--- START ---
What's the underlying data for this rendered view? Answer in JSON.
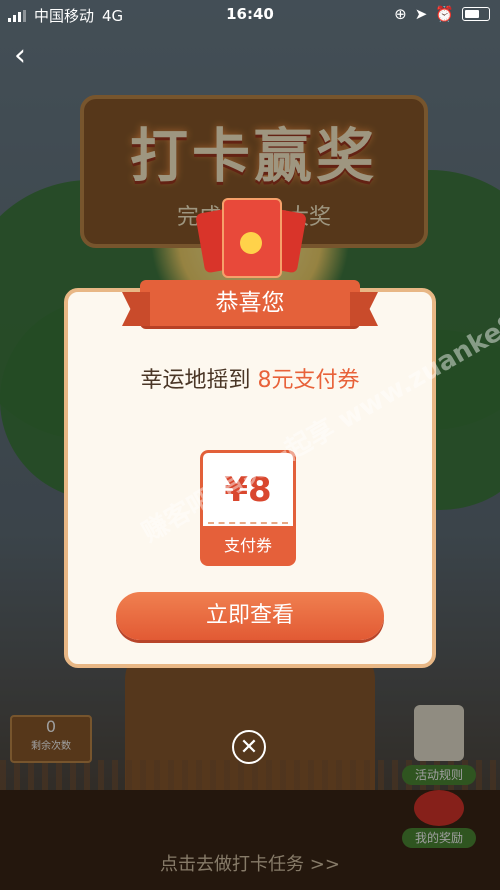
{
  "status_bar": {
    "carrier": "中国移动",
    "network": "4G",
    "time": "16:40"
  },
  "banner": {
    "title": "打卡赢奖",
    "subtitle": "完成打卡抽大奖"
  },
  "remaining": {
    "count": "0",
    "label": "剩余次数"
  },
  "side_buttons": {
    "rules": "活动规则",
    "my_prizes": "我的奖励"
  },
  "modal": {
    "ribbon": "恭喜您",
    "message_prefix": "幸运地摇到",
    "message_highlight": "8元支付券",
    "coupon_amount": "¥8",
    "coupon_label": "支付券",
    "action_button": "立即查看",
    "close_symbol": "✕"
  },
  "bottom_link": "点击去做打卡任务 >>",
  "watermark": "赚客吧 有奖一起享 www.zuanke8.com",
  "colors": {
    "accent": "#e25a34",
    "modal_bg": "#fdf8ef",
    "modal_border": "#e8b785"
  }
}
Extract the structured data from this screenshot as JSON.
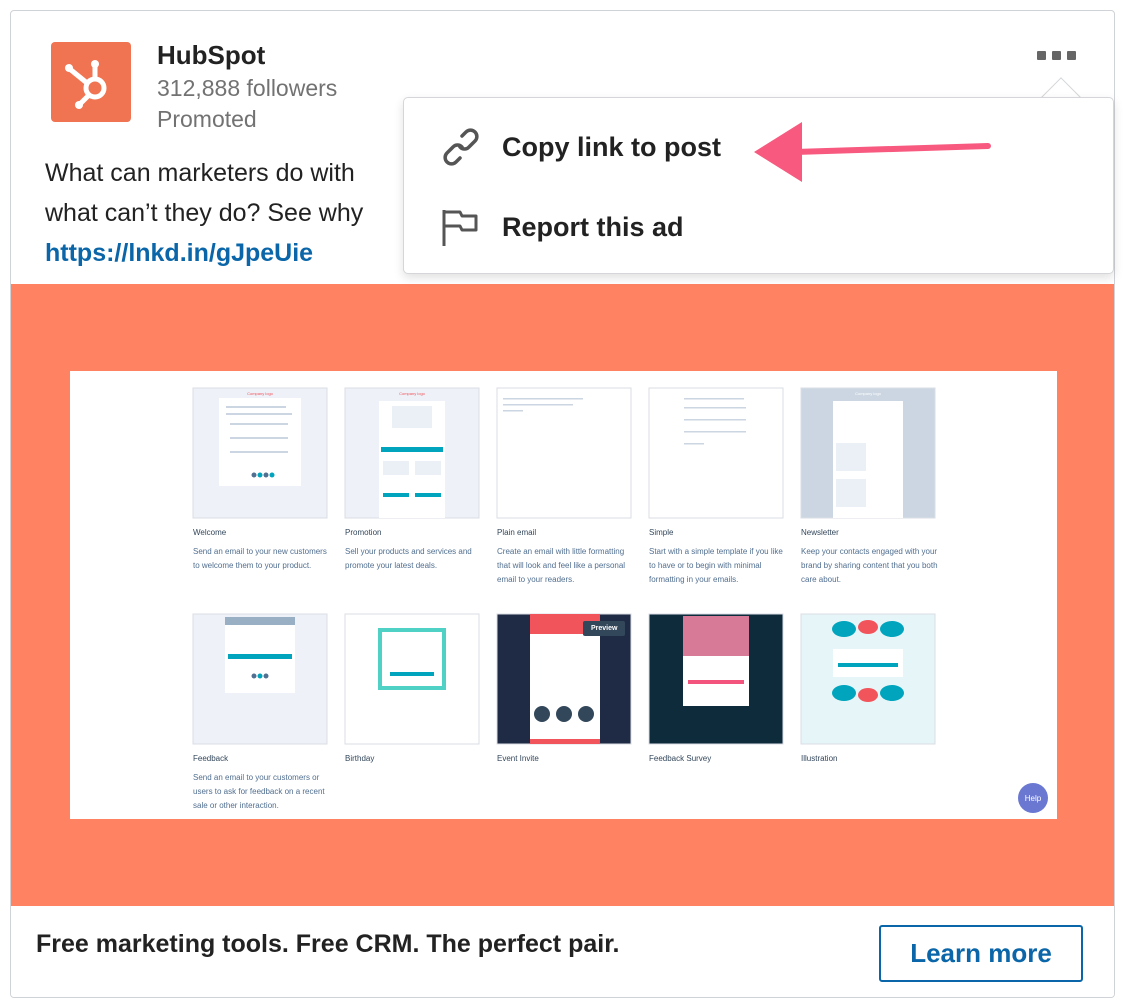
{
  "post": {
    "company": "HubSpot",
    "followers": "312,888 followers",
    "promoted": "Promoted",
    "text_line1": "What can marketers do with",
    "text_line2": "what can’t they do? See why",
    "link": "https://lnkd.in/gJpeUie"
  },
  "menu": {
    "items": [
      {
        "label": "Copy link to post",
        "icon": "link-icon"
      },
      {
        "label": "Report this ad",
        "icon": "flag-icon"
      }
    ]
  },
  "templates": {
    "row1": [
      {
        "title": "Welcome",
        "desc": "Send an email to your new customers to welcome them to your product."
      },
      {
        "title": "Promotion",
        "desc": "Sell your products and services and promote your latest deals."
      },
      {
        "title": "Plain email",
        "desc": "Create an email with little formatting that will look and feel like a personal email to your readers."
      },
      {
        "title": "Simple",
        "desc": "Start with a simple template if you like to have or to begin with minimal formatting in your emails."
      },
      {
        "title": "Newsletter",
        "desc": "Keep your contacts engaged with your brand by sharing content that you both care about."
      }
    ],
    "row2": [
      {
        "title": "Feedback",
        "desc": "Send an email to your customers or users to ask for feedback on a recent sale or other interaction."
      },
      {
        "title": "Birthday",
        "desc": ""
      },
      {
        "title": "Event Invite",
        "desc": ""
      },
      {
        "title": "Feedback Survey",
        "desc": ""
      },
      {
        "title": "Illustration",
        "desc": ""
      }
    ],
    "preview_label": "Preview",
    "help_label": "Help"
  },
  "footer": {
    "headline": "Free marketing tools. Free CRM. The perfect pair.",
    "cta": "Learn more"
  },
  "colors": {
    "brand": "#f07352",
    "image_bg": "#ff8363",
    "link": "#0a66a8",
    "arrow": "#f7597f"
  }
}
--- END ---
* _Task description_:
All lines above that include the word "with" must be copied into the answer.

* _Written response_:
    "text_line1": "What can marketers do with",
        "desc": "Create an email with little formatting that will look and feel like a personal email to your readers."
        "desc": "Start with a simple template if you like to have or to begin with minimal formatting in your emails."
        "desc": "Keep your contacts engaged with your brand by sharing content that you both care about."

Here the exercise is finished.